Sign in to access your HIS profile below. If you are a member you can renew your membership and access member resources, including the the Journal of Hospital Infection, by logging in.
Semmelweis is recognised as the first person to introduce hand hygiene into healthcare by using a bowl, jug containing a solution of calcium hypochlorite and a towel. The modern-day equivalent - hand wash stations (HWS) is essentially a basin connected to the drainage system, above which is an outlet connected to the building water supply. HWS are usually used together with soap and hand towels.
Outlets may be hand, knee or sensor operated.
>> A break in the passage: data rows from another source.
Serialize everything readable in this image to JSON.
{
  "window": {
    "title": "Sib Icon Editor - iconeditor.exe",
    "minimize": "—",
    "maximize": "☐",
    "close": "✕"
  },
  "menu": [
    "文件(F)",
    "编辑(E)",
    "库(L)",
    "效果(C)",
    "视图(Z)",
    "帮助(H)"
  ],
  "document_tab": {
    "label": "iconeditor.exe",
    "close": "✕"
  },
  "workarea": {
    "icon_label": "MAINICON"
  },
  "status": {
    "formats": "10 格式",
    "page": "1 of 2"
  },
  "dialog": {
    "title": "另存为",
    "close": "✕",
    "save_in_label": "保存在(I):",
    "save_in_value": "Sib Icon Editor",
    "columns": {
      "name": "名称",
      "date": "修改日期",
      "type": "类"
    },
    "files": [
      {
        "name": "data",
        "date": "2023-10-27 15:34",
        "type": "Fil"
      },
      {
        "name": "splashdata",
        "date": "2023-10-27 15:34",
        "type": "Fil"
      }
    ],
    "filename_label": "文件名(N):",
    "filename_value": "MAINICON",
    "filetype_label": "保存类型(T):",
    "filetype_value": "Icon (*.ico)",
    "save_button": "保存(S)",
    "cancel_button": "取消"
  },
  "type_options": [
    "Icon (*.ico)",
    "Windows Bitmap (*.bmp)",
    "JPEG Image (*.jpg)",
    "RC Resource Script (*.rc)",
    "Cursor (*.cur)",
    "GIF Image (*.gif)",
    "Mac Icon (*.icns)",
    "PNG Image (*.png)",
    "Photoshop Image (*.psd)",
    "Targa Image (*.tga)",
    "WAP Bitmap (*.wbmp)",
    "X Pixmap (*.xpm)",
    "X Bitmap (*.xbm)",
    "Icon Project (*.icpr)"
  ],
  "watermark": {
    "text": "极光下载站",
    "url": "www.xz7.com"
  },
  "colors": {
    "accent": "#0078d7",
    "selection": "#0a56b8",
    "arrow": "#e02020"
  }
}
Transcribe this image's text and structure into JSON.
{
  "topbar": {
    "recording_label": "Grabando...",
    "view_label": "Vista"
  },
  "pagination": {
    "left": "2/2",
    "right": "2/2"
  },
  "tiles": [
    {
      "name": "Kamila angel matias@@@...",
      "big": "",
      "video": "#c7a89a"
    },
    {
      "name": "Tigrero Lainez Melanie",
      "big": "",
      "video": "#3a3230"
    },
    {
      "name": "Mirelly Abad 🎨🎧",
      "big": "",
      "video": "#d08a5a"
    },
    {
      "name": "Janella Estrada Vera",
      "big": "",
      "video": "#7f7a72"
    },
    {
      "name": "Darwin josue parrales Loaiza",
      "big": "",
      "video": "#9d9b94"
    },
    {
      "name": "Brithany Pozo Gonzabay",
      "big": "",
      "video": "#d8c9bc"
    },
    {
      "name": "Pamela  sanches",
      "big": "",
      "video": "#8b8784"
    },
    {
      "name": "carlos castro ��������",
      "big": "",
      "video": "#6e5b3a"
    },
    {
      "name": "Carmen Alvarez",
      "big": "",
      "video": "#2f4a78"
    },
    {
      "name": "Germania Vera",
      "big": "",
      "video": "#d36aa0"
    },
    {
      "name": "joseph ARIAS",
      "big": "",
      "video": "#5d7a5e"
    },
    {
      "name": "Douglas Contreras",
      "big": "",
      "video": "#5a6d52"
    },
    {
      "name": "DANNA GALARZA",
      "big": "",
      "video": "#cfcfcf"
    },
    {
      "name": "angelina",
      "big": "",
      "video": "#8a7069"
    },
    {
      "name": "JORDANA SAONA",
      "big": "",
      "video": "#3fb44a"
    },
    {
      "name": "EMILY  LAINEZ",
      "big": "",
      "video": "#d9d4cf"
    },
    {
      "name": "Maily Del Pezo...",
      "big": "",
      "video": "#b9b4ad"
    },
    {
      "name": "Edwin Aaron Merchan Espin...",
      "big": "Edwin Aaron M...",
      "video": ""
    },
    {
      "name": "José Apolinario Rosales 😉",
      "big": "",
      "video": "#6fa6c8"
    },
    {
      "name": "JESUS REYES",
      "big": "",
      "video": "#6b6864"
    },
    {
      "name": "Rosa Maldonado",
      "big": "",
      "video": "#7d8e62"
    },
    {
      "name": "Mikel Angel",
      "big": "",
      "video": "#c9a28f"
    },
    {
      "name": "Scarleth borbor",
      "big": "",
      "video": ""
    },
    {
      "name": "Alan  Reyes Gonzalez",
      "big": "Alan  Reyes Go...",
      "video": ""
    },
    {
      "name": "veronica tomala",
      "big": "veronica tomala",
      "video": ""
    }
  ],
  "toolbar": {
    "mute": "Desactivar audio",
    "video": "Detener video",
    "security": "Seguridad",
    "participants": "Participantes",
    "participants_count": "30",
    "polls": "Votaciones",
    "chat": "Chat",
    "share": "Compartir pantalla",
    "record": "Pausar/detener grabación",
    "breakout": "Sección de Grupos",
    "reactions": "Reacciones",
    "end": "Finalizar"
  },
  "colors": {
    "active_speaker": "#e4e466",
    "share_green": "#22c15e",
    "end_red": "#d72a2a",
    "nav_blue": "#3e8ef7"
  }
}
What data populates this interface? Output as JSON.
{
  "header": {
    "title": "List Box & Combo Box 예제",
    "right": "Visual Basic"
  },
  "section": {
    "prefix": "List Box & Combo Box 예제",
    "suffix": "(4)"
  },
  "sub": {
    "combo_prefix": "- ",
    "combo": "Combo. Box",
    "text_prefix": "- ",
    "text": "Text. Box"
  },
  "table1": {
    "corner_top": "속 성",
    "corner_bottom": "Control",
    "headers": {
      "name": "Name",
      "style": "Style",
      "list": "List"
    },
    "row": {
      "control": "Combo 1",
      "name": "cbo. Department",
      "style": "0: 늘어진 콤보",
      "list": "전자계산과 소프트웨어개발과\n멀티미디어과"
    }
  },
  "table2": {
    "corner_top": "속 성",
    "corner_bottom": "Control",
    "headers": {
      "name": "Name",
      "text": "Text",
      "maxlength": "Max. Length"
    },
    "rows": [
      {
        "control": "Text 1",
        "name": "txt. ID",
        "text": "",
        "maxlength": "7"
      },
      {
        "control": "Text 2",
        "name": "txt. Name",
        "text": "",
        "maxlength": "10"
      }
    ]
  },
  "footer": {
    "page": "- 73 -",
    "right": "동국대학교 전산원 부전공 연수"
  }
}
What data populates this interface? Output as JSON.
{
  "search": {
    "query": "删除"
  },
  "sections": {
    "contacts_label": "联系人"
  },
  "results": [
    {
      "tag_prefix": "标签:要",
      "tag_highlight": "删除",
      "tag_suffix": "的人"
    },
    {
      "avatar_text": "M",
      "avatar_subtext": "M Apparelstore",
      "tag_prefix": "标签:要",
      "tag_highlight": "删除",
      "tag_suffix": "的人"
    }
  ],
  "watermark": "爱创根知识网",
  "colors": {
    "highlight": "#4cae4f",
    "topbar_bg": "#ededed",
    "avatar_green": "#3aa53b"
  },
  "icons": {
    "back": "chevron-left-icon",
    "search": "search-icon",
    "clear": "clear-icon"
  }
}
Concerns exist over the risk of biofilm formation in sensor operated outlets due to the increased complexity (also a risk of contaminating the end of the outlet with hands when learning how to activate the sensor).
Elbow operated outlets are therefore often seen as the gold standard in clinical areas even though liable to biofilm formation from thermostatic cartridges (often unnecessary if a scalding risk assessment had been performed). Knee operated outlets never gained widespread acceptance in healthcare.
Using a video camera mounted above hand wash stations, we decided to see how staff interacted with elbow operated outlets. Our findings show 92% of staff turn on elbow operated outlets with their hands and 68% use either their hands (21 people) or wrist (4 people) to turn the outlet off (use of wrists is deemed incorrect as it contravenes ‘bare below the elbows’ which advocates wrist washing). Thus, a high percentage of staff risk immediately re-contaminating their hands/wrists due to incorrect operation of the HWS.
Hand wash training/assessment using ultra violet light with fluorescent powders/creams, and hand washing instructions placed at HWS, tend to emphasise technique with little attention on correct use of HWS.
Re-contamination of hands at clinical hand wash stations, at the frequency observed, is cause for concern.
Watch the video below:
Dr Mike Weinbren